  2. I don't think it's possible to be unbiased. Even when trying to be as objective as one possibly can, they are still proliferating this news through their mind, a mind that has been and is continually being molded by their surroundings. That's the beautiful thing about the human mind, it's not static. However, it can be problematic in presenting a viewpoint without reflecting the ideas that have been imprinted upon it. Granted, there is some degree of room for restraint of personal opinion. I think your dad's advice is best for the reader in any situation; if the information presented to the reader is, like you said, "effectively and logically communicated with eloquence, reason, and thought," then there should be no question as to whether or not it is valid and respectable.

  3. That's hardly a fair criticism. I can't think of a single major journalist who DIDN'T voice their opinions on the appropriate forums. Look at Hunter S. Thompson. He's one of the most respected and legendary journalists and authors in American history, and his personality was the driving force of everything he did--it was a vital organ in each and every body of text he ever created.

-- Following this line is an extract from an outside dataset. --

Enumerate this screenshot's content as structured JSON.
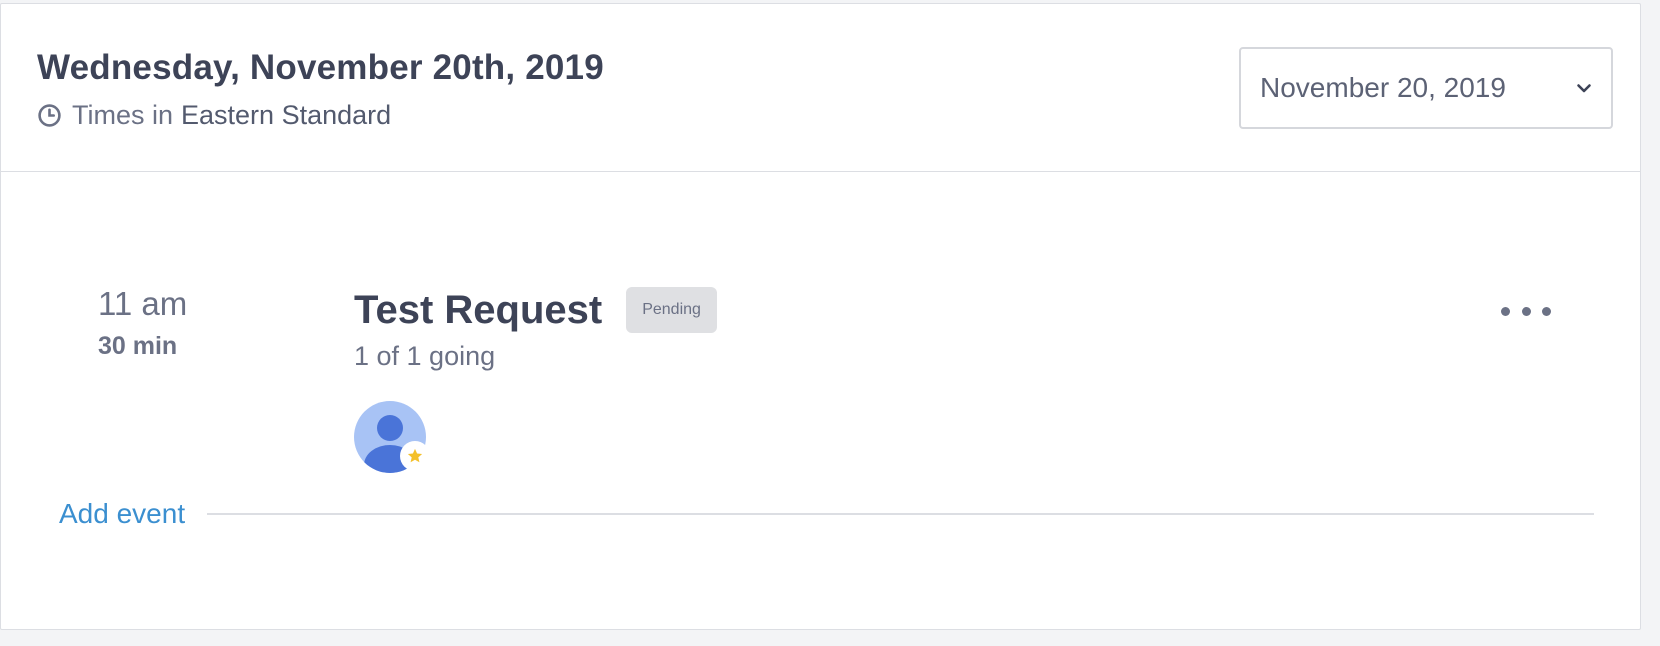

  4. Good post overall. I understand your objections to Christianity, even if I don't agree. The discussion over the rationality of science being able to explain every phenomenon in the universe can come later. Considering our past discussions, you might say that a zombie carpenter saving mankind is pretty far fetched as well. I shouldn't put words in your mouth. I tend to agree with Kyle: reporting without bias may be impossible. It is a noble goal, but I can't find one organization that reports without bias. Even the beloved NPR erred a few months ago in their reporting of the split between pre and post Vatican II catholics in Louisville. Pretty much every person they interviewed or referenced was on the post-Vatican II side of the argument, and the one "expert" they interviewed was from Notre Dame, a notoriously liberal catholic university. Don't be like them. Seek out experts on both sides of the argument, and you will have the respect of those who value integrity in journalism, not sensationalism. Good luck, Carl, you aim is noble.